Wanda Young, co-lead singer of popular Motown group The Marvelettes, died Dec. 15. She was 78.
Meta Ventress told The New York Times in a story published Saturday that her mother died Dec. 15 in Garden City, Michigan, of complications of chronic obstructive pulmonary disease.
Young and other members of the Marvelettes were teenagers when they recorded “Please Mr. Postman” for Berry Gordy Jr.’s Motown Records in 1961. The song became Motown’s first No. 1 pop hit.
Fellow Motown performers remembered Young for her distinctive voice, wit and stage presence.
“We were kids,” Motown singer Carolyn Crawford said, recalling her experiences with Young in the early 1960s. “We did a lot of record hops together, the Marvelettes and the Velvelettes. She was a pleasant, friendly person.”
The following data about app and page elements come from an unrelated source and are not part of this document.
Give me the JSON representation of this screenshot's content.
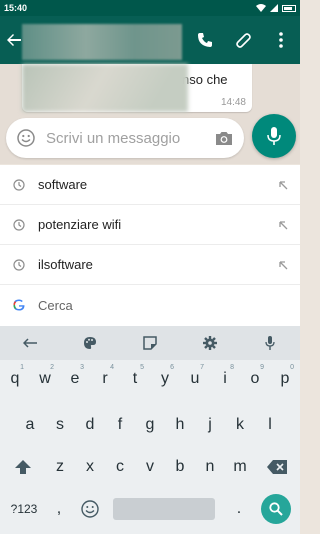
{
  "status_bar": {
    "time": "15:40"
  },
  "chat": {
    "partial_text": "nso che",
    "time": "14:48"
  },
  "composer": {
    "placeholder": "Scrivi un messaggio"
  },
  "suggestions": [
    {
      "label": "software",
      "icon": "history-icon"
    },
    {
      "label": "potenziare wifi",
      "icon": "history-icon"
    },
    {
      "label": "ilsoftware",
      "icon": "history-icon"
    },
    {
      "label": "Cerca",
      "icon": "google-icon"
    }
  ],
  "keyboard": {
    "toolbar": [
      "back-arrow-icon",
      "palette-icon",
      "sticker-icon",
      "settings-icon",
      "mic-icon"
    ],
    "row1": [
      "q",
      "w",
      "e",
      "r",
      "t",
      "y",
      "u",
      "i",
      "o",
      "p"
    ],
    "row1_hints": [
      "1",
      "2",
      "3",
      "4",
      "5",
      "6",
      "7",
      "8",
      "9",
      "0"
    ],
    "row2": [
      "a",
      "s",
      "d",
      "f",
      "g",
      "h",
      "j",
      "k",
      "l"
    ],
    "row3": [
      "z",
      "x",
      "c",
      "v",
      "b",
      "n",
      "m"
    ],
    "sym_label": "?123",
    "comma": ",",
    "period": "."
  },
  "colors": {
    "appbar": "#075e54",
    "statusbar": "#00574b",
    "accent": "#00897b",
    "search_fab": "#26a69a"
  }
}
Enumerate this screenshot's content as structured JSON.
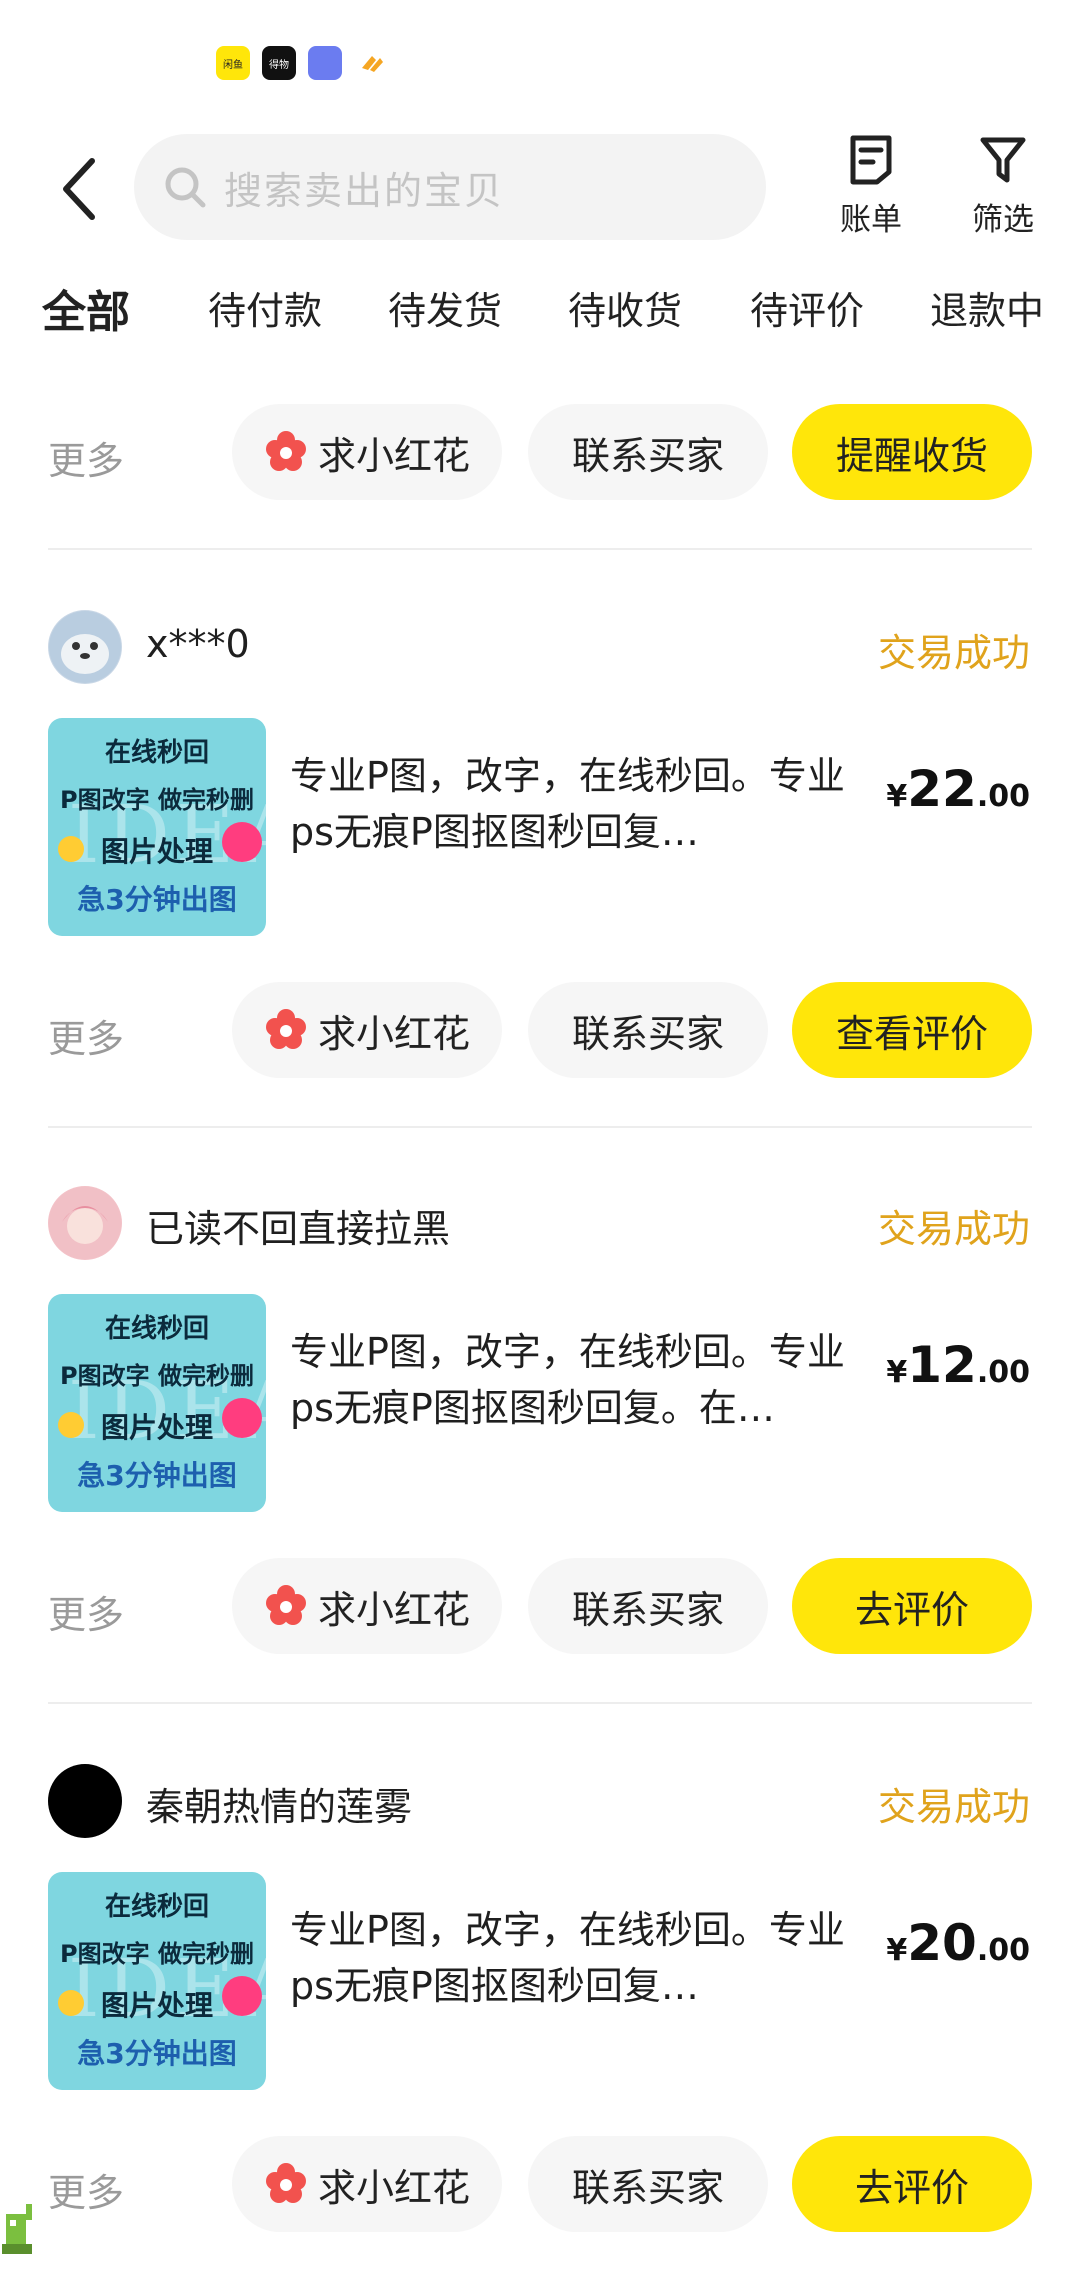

Young was a student at Inkster High School when she replaced original Marvelette Georgia Dobbins, whose parents refused to sign off on her singing career. With all the right elements in place, the troupe scored a deal with Motown in 1961.
In August that year, the label released “Please Mr. Postman,” penned by Dobbins, and it steadily climbed the charts, peaking at No. 1 on the Billboard Hot 100 on December 11, 1961, and remaining atop the R&B chart for seven weeks. Young sang lead on the B-side, the ballad “So Long, Baby.”
Two years later, the Beatles would cover “Postman,” and in 1975, The Carpenters would take the song to the top spot once again.
“Postman” holds a unique place in music history as Motown’s first chart topper. Young performed background vocals on that first hit, but would sing lead on many subsequent Marvelettes songs, including “The Hunter Gets Captured by the Game,” “You’re My Remedy,” “I’ll Keep Holding On,” “Locking Up My Heart,” “Too Many Fish in the Sea,” “My Baby Must Be a Magician” and the million-selling gold record “Don’t Mess With Bill,” written by Smokey Robinson.
Robinson produced a solo album for Young in 1970. Motown management, however, felt it would market better as a Marvelettes release and titled it “Return of the Marvelettes,” despite no participation from the other group members. The record sold poorly, and in 1972, Young left the label, later recording in the 1980s for Motorcity Records, before reuniting with fellow Marvelette Gladys Horton, who sang lead on “Please Mr. Postman,” for the album “Marvelettes Now!”
Horton died in 2011 at 66. The group was nominated for induction into the Rock and Roll Hall of Fame in 2013 and 2015.
Crawford was part of a March 1990 concert held at Hotel Pontchartrain that featured Young and several more classic Motown performers. Young had endured multiple tragedies and hadn’t performed publicly in several years, Crawford said.
“We hadn’t seen her in so long,” Crawford told the Free Press. “And she was going through some rough times. But we all got together and made her up and everything, and she looked so pretty, and that Marvelette came right out of her. I saw the person she was back when we were doing those record hops, and she let us know the Marvelette she still was.”
Singer Claudette Robinson, the first female artist signed to the Tamla/Motown label, as part of The Miracles, paid tribute to Young via Twitter:
“A very sad day for our @motown family and music fans all over the world. Wanda was a star on Earth and now she is a star in Heaven. Put on some #Marvelettes and turn it up.”
The Motown label also took to Twitter to remember Young:
“We are so saddened by the news of Wanda Young of the Marvelettes passing. What an impact she has had on the world of Classic Motown and the lives of so many. Her legacy will continue to live on.”
Contributing: Associated Press
This article originally appeared on Detroit Free Press: Wanda Young dies: Motown remembers Marvelettes singer for voice, wit